Problem description
The task calls for every entry to be printed word for word, without the images.

Records for the task

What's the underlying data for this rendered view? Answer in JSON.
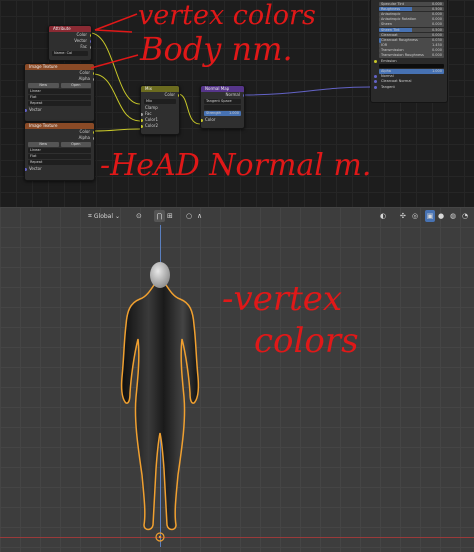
{
  "shader_editor": {
    "attribute_node": {
      "title": "Attribute",
      "outputs": [
        "Color",
        "Vector",
        "Fac"
      ],
      "name_label": "Name:",
      "name_value": "Col"
    },
    "image_texture_body": {
      "title": "Image Texture",
      "outputs": [
        "Color",
        "Alpha"
      ],
      "new_label": "New",
      "open_label": "Open",
      "settings": [
        "Linear",
        "Flat",
        "Repeat",
        "Vector"
      ]
    },
    "image_texture_head": {
      "title": "Image Texture",
      "outputs": [
        "Color",
        "Alpha"
      ],
      "new_label": "New",
      "open_label": "Open",
      "settings": [
        "Linear",
        "Flat",
        "Repeat",
        "Vector"
      ]
    },
    "mix_node": {
      "title": "Mix",
      "output": "Color",
      "mode": "Mix",
      "clamp": "Clamp",
      "inputs": [
        "Fac",
        "Color1",
        "Color2"
      ]
    },
    "normal_map_node": {
      "title": "Normal Map",
      "output": "Normal",
      "space": "Tangent Space",
      "strength_label": "Strength",
      "strength_value": "1.000",
      "input": "Color"
    },
    "bsdf": {
      "properties": [
        {
          "name": "Specular Tint",
          "value": "0.000",
          "fill": 0.0
        },
        {
          "name": "Roughness",
          "value": "0.500",
          "fill": 0.5
        },
        {
          "name": "Anisotropic",
          "value": "0.000",
          "fill": 0.0
        },
        {
          "name": "Anisotropic Rotation",
          "value": "0.000",
          "fill": 0.0
        },
        {
          "name": "Sheen",
          "value": "0.000",
          "fill": 0.0
        },
        {
          "name": "Sheen Tint",
          "value": "0.500",
          "fill": 0.5
        },
        {
          "name": "Clearcoat",
          "value": "0.000",
          "fill": 0.0
        },
        {
          "name": "Clearcoat Roughness",
          "value": "0.030",
          "fill": 0.03
        },
        {
          "name": "IOR",
          "value": "1.450",
          "fill": 0.0
        },
        {
          "name": "Transmission",
          "value": "0.000",
          "fill": 0.0
        },
        {
          "name": "Transmission Roughness",
          "value": "0.000",
          "fill": 0.0
        }
      ],
      "emission_label": "Emission",
      "alpha": {
        "name": "Alpha",
        "value": "1.000",
        "fill": 1.0
      },
      "sockets": [
        "Normal",
        "Clearcoat Normal",
        "Tangent"
      ]
    }
  },
  "annotations": {
    "vertex_colors_top": "vertex colors",
    "body_nm": "Body nm.",
    "head_normal_m": "-HeAD Normal m.",
    "vertex_colors_viewport_line1": "-vertex",
    "vertex_colors_viewport_line2": "colors"
  },
  "viewport_header": {
    "orientation": "Global"
  },
  "colors": {
    "annotation_red": "#e01818",
    "attribute_header": "#8a2a33",
    "image_texture_header": "#8a4a26",
    "mix_header": "#6b6b1f",
    "normal_map_header": "#56358a",
    "selection_outline": "#f0a030",
    "blender_blue": "#4772b3"
  }
}
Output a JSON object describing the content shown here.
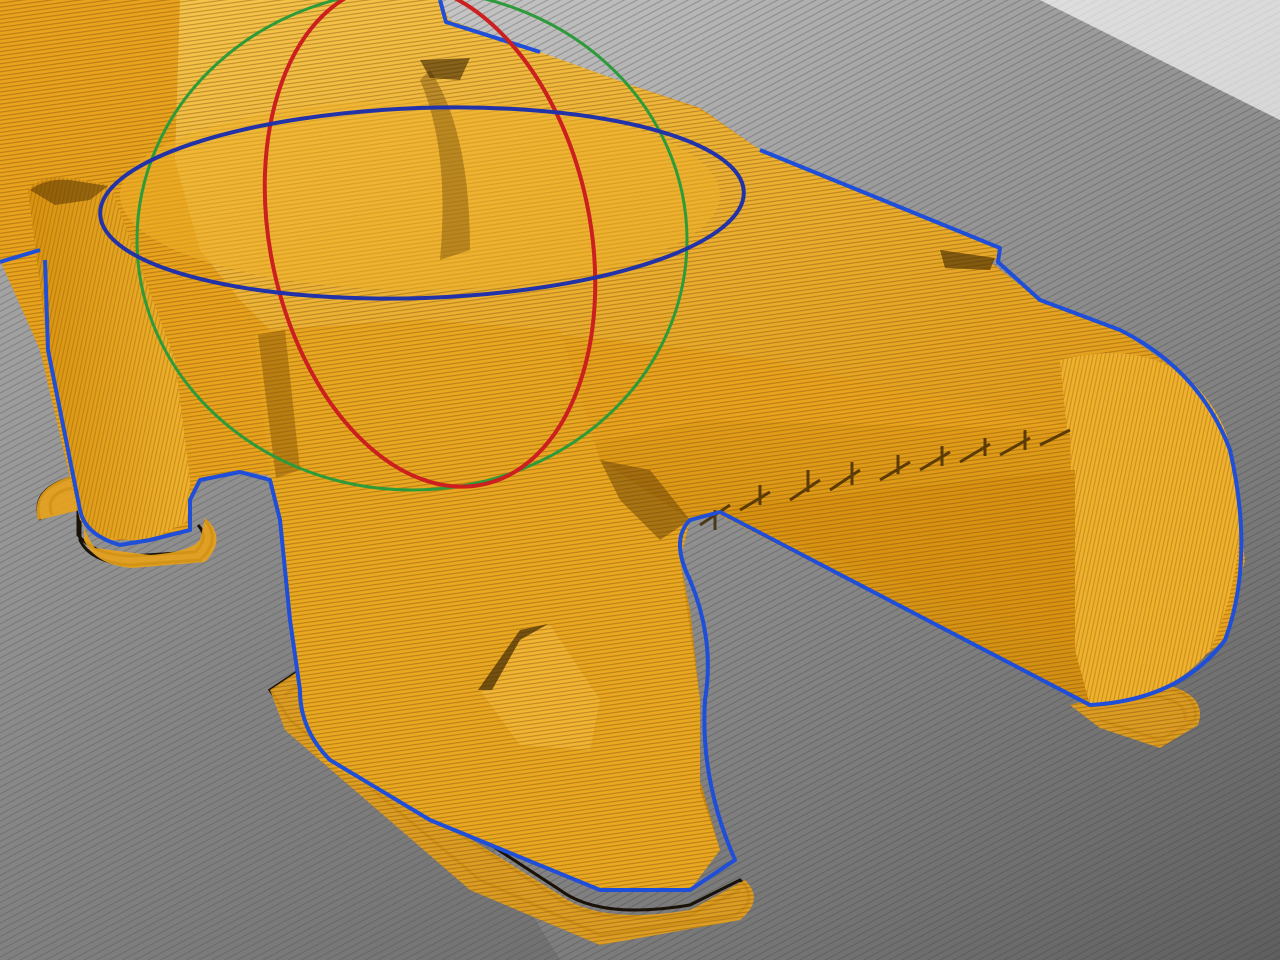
{
  "viewport": {
    "colors": {
      "bed_light": "#d4d4d4",
      "bed_dark": "#6f6f6f",
      "grid_line": "#4a4a4a",
      "print_base": "#e8a21a",
      "print_light": "#f3bb3c",
      "print_shade": "#b8780c",
      "print_deep": "#6d4405",
      "skirt_line": "#1a1208",
      "outline_blue": "#1f4ed8",
      "gizmo_x": "#cc1f1f",
      "gizmo_y": "#2d9b3a",
      "gizmo_z": "#2232a8"
    },
    "layer_texture": "horizontal-layer-lines",
    "model": "printed-part-preview",
    "gizmo": "rotate-gizmo"
  }
}
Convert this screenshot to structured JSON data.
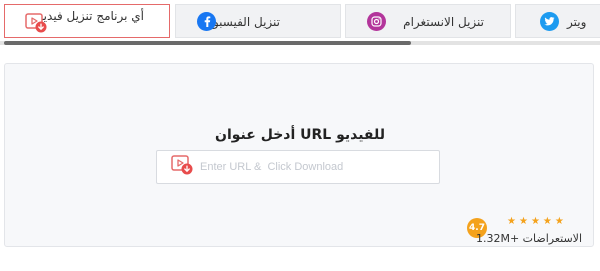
{
  "tabs": [
    {
      "label": "أي برنامج تنزيل فيديو",
      "icon": "video-download-icon",
      "selected": true
    },
    {
      "label": "تنزيل الفيسبوك",
      "icon": "facebook-icon",
      "selected": false,
      "color": "#1877f2"
    },
    {
      "label": "تنزيل الانستغرام",
      "icon": "instagram-icon",
      "selected": false,
      "color": "#b3359b"
    },
    {
      "label": "ويتر",
      "icon": "twitter-icon",
      "selected": false,
      "color": "#1d9bf0"
    }
  ],
  "main": {
    "heading": "للفيديو URL أدخل عنوان",
    "url_placeholder": "Enter URL &  Click Download",
    "url_value": ""
  },
  "rating": {
    "score": "4.7",
    "stars": 5,
    "reviews_text": "الاستعراضات +1.32M"
  },
  "colors": {
    "accent": "#e56a6a",
    "star": "#f4a21c",
    "badge": "#f4a21c"
  }
}
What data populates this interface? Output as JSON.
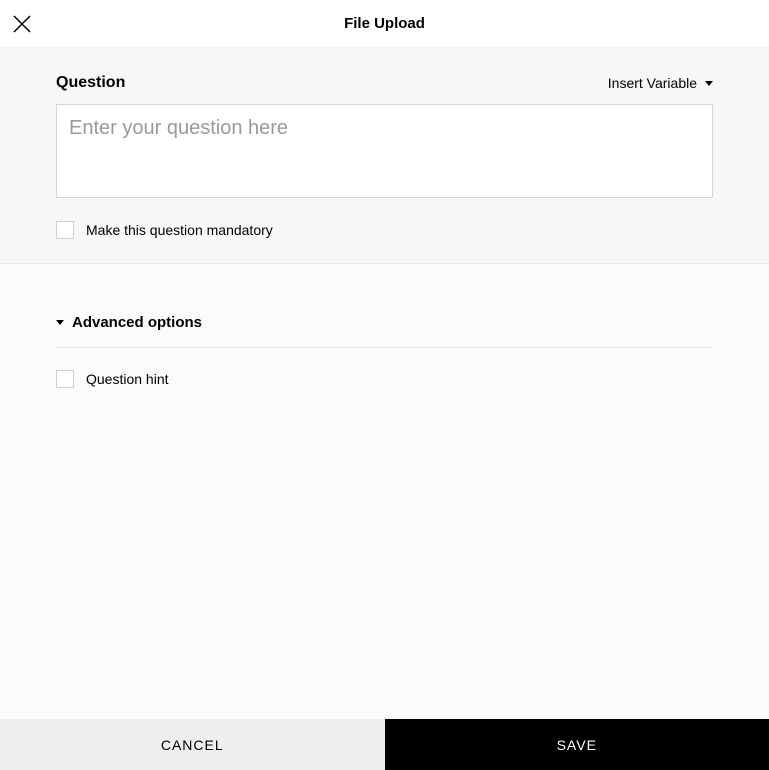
{
  "header": {
    "title": "File Upload"
  },
  "question": {
    "label": "Question",
    "insertVariable": "Insert Variable",
    "placeholder": "Enter your question here",
    "value": "",
    "mandatoryLabel": "Make this question mandatory"
  },
  "advanced": {
    "title": "Advanced options",
    "hintLabel": "Question hint"
  },
  "footer": {
    "cancel": "CANCEL",
    "save": "SAVE"
  }
}
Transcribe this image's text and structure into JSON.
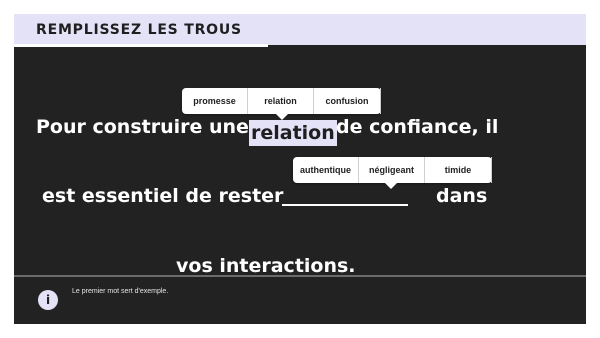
{
  "header": {
    "title": "REMPLISSEZ LES TROUS"
  },
  "sentence": {
    "line1_before": "Pour construire une",
    "line1_filled": "relation",
    "line1_after": "de confiance, il",
    "line2_before": "est essentiel de rester",
    "line2_after": "dans",
    "line3": "vos interactions."
  },
  "options1": [
    "promesse",
    "relation",
    "confusion"
  ],
  "options2": [
    "authentique",
    "négligeant",
    "timide"
  ],
  "footer": {
    "hint": "Le premier mot sert d'exemple.",
    "info_icon": "i"
  },
  "colors": {
    "accent": "#e4e2f7",
    "background": "#222222",
    "text": "#ffffff"
  }
}
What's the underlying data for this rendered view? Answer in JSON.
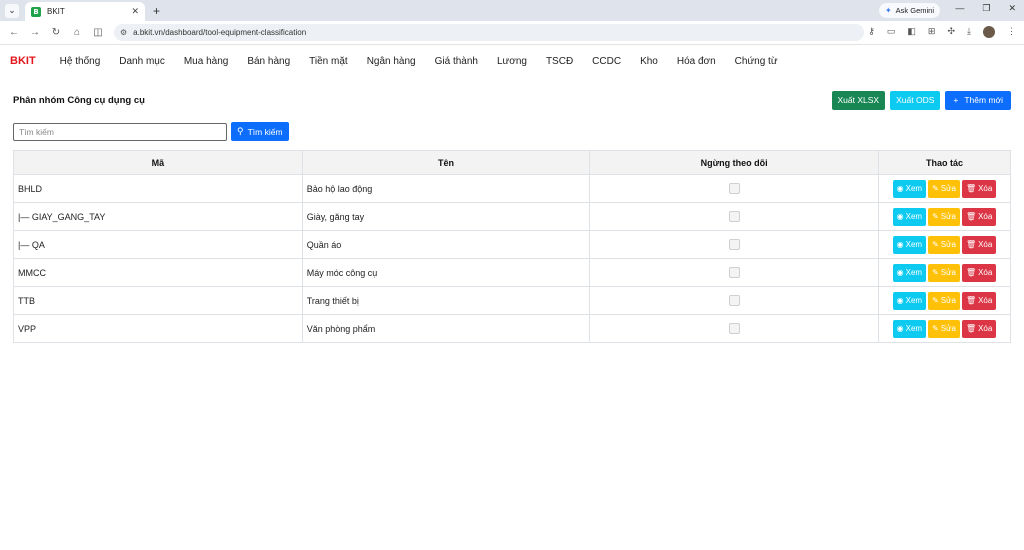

Answer to this problem
What's the underlying data for this rendered view? Answer in JSON.
{
  "shader_editor": {
    "attribute_node": {
      "title": "Attribute",
      "outputs": [
        "Color",
        "Vector",
        "Fac"
      ],
      "name_label": "Name:",
      "name_value": "Col"
    },
    "image_texture_body": {
      "title": "Image Texture",
      "outputs": [
        "Color",
        "Alpha"
      ],
      "new_label": "New",
      "open_label": "Open",
      "settings": [
        "Linear",
        "Flat",
        "Repeat",
        "Vector"
      ]
    },
    "image_texture_head": {
      "title": "Image Texture",
      "outputs": [
        "Color",
        "Alpha"
      ],
      "new_label": "New",
      "open_label": "Open",
      "settings": [
        "Linear",
        "Flat",
        "Repeat",
        "Vector"
      ]
    },
    "mix_node": {
      "title": "Mix",
      "output": "Color",
      "mode": "Mix",
      "clamp": "Clamp",
      "inputs": [
        "Fac",
        "Color1",
        "Color2"
      ]
    },
    "normal_map_node": {
      "title": "Normal Map",
      "output": "Normal",
      "space": "Tangent Space",
      "strength_label": "Strength",
      "strength_value": "1.000",
      "input": "Color"
    },
    "bsdf": {
      "properties": [
        {
          "name": "Specular Tint",
          "value": "0.000",
          "fill": 0.0
        },
        {
          "name": "Roughness",
          "value": "0.500",
          "fill": 0.5
        },
        {
          "name": "Anisotropic",
          "value": "0.000",
          "fill": 0.0
        },
        {
          "name": "Anisotropic Rotation",
          "value": "0.000",
          "fill": 0.0
        },
        {
          "name": "Sheen",
          "value": "0.000",
          "fill": 0.0
        },
        {
          "name": "Sheen Tint",
          "value": "0.500",
          "fill": 0.5
        },
        {
          "name": "Clearcoat",
          "value": "0.000",
          "fill": 0.0
        },
        {
          "name": "Clearcoat Roughness",
          "value": "0.030",
          "fill": 0.03
        },
        {
          "name": "IOR",
          "value": "1.450",
          "fill": 0.0
        },
        {
          "name": "Transmission",
          "value": "0.000",
          "fill": 0.0
        },
        {
          "name": "Transmission Roughness",
          "value": "0.000",
          "fill": 0.0
        }
      ],
      "emission_label": "Emission",
      "alpha": {
        "name": "Alpha",
        "value": "1.000",
        "fill": 1.0
      },
      "sockets": [
        "Normal",
        "Clearcoat Normal",
        "Tangent"
      ]
    }
  },
  "annotations": {
    "vertex_colors_top": "vertex colors",
    "body_nm": "Body nm.",
    "head_normal_m": "-HeAD Normal m.",
    "vertex_colors_viewport_line1": "-vertex",
    "vertex_colors_viewport_line2": "colors"
  },
  "viewport_header": {
    "orientation": "Global"
  },
  "colors": {
    "annotation_red": "#e01818",
    "attribute_header": "#8a2a33",
    "image_texture_header": "#8a4a26",
    "mix_header": "#6b6b1f",
    "normal_map_header": "#56358a",
    "selection_outline": "#f0a030",
    "blender_blue": "#4772b3"
  }
}
Output a JSON object describing the content shown here.
{
  "viewport": {
    "colors": {
      "bed_light": "#d4d4d4",
      "bed_dark": "#6f6f6f",
      "grid_line": "#4a4a4a",
      "print_base": "#e8a21a",
      "print_light": "#f3bb3c",
      "print_shade": "#b8780c",
      "print_deep": "#6d4405",
      "skirt_line": "#1a1208",
      "outline_blue": "#1f4ed8",
      "gizmo_x": "#cc1f1f",
      "gizmo_y": "#2d9b3a",
      "gizmo_z": "#2232a8"
    },
    "layer_texture": "horizontal-layer-lines",
    "model": "printed-part-preview",
    "gizmo": "rotate-gizmo"
  }
}
Convert this screenshot to structured JSON data.
{
  "tabs": [
    {
      "label": "أي برنامج تنزيل فيديو",
      "icon": "video-download-icon",
      "selected": true
    },
    {
      "label": "تنزيل الفيسبوك",
      "icon": "facebook-icon",
      "selected": false,
      "color": "#1877f2"
    },
    {
      "label": "تنزيل الانستغرام",
      "icon": "instagram-icon",
      "selected": false,
      "color": "#b3359b"
    },
    {
      "label": "ويتر",
      "icon": "twitter-icon",
      "selected": false,
      "color": "#1d9bf0"
    }
  ],
  "main": {
    "heading": "للفيديو URL أدخل عنوان",
    "url_placeholder": "Enter URL &  Click Download",
    "url_value": ""
  },
  "rating": {
    "score": "4.7",
    "stars": 5,
    "reviews_text": "الاستعراضات +1.32M"
  },
  "colors": {
    "accent": "#e56a6a",
    "star": "#f4a21c",
    "badge": "#f4a21c"
  }
}
What data populates this interface? Output as JSON.
{
  "header": {
    "title": "File Upload"
  },
  "question": {
    "label": "Question",
    "insertVariable": "Insert Variable",
    "placeholder": "Enter your question here",
    "value": "",
    "mandatoryLabel": "Make this question mandatory"
  },
  "advanced": {
    "title": "Advanced options",
    "hintLabel": "Question hint"
  },
  "footer": {
    "cancel": "CANCEL",
    "save": "SAVE"
  }
}
Transcribe this image's text and structure into JSON.
{
  "header": {
    "title": "REMPLISSEZ LES TROUS"
  },
  "sentence": {
    "line1_before": "Pour construire une",
    "line1_filled": "relation",
    "line1_after": "de confiance, il",
    "line2_before": "est essentiel de rester",
    "line2_after": "dans",
    "line3": "vos interactions."
  },
  "options1": [
    "promesse",
    "relation",
    "confusion"
  ],
  "options2": [
    "authentique",
    "négligeant",
    "timide"
  ],
  "footer": {
    "hint": "Le premier mot sert d'exemple.",
    "info_icon": "i"
  },
  "colors": {
    "accent": "#e4e2f7",
    "background": "#222222",
    "text": "#ffffff"
  }
}
What's the underlying data for this rendered view? Answer in JSON.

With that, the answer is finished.